- Nerve, bone, muscle or tendon damage.
- Gangrene, which is dead tissue that appears black. This may occur when frostbite has permanently damaged blood vessels. If so, the affected body part may have to be amputated.
When should you seek medical attention?
It is important to seek medical attention for significant frostbite as soon as possible. Frostbite can be considered comparable to a burn and the more significant the exposure, the more complicated and long-lasting the damage can be. It is critical to avoid touching, rubbing or overheating body parts that are cold, firm, blistered or have impaired sensation, as additional damage can occur. Gentle rewarming in 99-102 degree water is the most safe and effective method, but may be very painful if significant cold exposure has occurred. Dry heating or heating with friction is not recommended.
Unless frostbite damages your blood vessels, you should be able to recover entirely. That’s good news, but by taking cold winter weather seriously – and taking proper precautions– you can avoid frostbite in the first place.

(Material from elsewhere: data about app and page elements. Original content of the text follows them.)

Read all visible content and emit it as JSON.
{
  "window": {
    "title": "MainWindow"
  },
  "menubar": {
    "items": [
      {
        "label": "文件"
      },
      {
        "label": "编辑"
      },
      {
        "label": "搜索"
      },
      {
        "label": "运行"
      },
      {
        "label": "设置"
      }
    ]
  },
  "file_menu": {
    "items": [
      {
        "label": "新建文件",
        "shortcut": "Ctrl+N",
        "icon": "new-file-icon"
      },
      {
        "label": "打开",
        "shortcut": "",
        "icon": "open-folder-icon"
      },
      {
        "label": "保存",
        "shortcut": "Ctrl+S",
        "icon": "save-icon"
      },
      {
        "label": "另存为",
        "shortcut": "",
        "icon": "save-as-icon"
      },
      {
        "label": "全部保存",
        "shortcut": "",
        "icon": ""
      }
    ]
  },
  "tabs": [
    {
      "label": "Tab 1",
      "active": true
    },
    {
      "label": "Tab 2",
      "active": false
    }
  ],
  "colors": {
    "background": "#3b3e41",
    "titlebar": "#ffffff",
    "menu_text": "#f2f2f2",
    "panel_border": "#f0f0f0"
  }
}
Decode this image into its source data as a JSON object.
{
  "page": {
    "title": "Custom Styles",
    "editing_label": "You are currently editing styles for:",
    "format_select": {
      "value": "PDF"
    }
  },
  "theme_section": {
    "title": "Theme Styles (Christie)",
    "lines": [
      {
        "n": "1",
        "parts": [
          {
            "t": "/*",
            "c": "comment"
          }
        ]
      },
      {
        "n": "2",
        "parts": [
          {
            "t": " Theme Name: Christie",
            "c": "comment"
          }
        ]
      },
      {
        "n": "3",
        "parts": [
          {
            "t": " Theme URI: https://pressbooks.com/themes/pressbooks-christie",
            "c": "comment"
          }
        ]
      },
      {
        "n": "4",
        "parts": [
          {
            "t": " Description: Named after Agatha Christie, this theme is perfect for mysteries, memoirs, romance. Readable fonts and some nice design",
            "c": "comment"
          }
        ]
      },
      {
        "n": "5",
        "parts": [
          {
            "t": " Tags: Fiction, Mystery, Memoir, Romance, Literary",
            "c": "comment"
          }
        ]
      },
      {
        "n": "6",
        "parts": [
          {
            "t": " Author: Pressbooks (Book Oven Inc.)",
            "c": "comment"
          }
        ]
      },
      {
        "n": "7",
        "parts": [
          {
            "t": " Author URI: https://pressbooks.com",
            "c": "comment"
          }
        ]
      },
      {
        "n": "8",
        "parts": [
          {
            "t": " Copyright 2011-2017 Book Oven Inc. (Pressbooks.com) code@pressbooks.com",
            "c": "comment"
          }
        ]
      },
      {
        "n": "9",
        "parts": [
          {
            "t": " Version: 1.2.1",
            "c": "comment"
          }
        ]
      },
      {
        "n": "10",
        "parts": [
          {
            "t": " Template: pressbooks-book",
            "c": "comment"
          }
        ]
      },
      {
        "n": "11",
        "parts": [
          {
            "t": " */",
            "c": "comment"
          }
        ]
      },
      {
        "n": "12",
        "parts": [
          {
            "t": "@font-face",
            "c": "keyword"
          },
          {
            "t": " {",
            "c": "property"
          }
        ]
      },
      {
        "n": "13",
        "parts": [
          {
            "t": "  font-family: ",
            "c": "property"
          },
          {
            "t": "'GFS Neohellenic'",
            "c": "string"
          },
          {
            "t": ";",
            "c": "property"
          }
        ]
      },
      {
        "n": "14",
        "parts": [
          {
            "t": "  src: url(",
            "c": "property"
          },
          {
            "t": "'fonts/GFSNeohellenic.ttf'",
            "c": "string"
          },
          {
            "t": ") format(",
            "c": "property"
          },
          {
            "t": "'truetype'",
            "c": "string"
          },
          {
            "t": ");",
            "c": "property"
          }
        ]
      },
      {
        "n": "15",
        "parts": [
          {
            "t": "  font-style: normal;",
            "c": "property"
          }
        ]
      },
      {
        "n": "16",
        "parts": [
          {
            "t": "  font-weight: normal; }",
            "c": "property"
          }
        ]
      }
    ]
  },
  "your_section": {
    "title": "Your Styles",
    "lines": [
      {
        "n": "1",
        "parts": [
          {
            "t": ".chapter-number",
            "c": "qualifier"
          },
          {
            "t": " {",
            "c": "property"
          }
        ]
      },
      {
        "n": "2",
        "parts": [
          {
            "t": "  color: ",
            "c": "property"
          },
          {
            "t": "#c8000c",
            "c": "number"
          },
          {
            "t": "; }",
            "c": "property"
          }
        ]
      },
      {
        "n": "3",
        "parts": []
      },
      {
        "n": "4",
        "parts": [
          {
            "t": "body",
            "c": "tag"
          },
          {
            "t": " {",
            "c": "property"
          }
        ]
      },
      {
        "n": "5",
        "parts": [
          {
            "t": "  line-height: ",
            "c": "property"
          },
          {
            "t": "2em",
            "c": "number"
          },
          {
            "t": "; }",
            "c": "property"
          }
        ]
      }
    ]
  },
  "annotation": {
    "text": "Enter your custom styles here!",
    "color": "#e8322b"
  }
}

Ridgeview Medical Center is an independent, nonprofit, regional health care system located just 35 minutes west of Minneapolis on Highway 5. Its network includes two hospitals—located in Waconia and Arlington—a multitude of primary and specialty care clinics, emergency services and specialty programs, and Two Twelve Medical Center in Chaska—a free-standing 24/7 emergency and urgent care facility with multi-specialty clinics and services.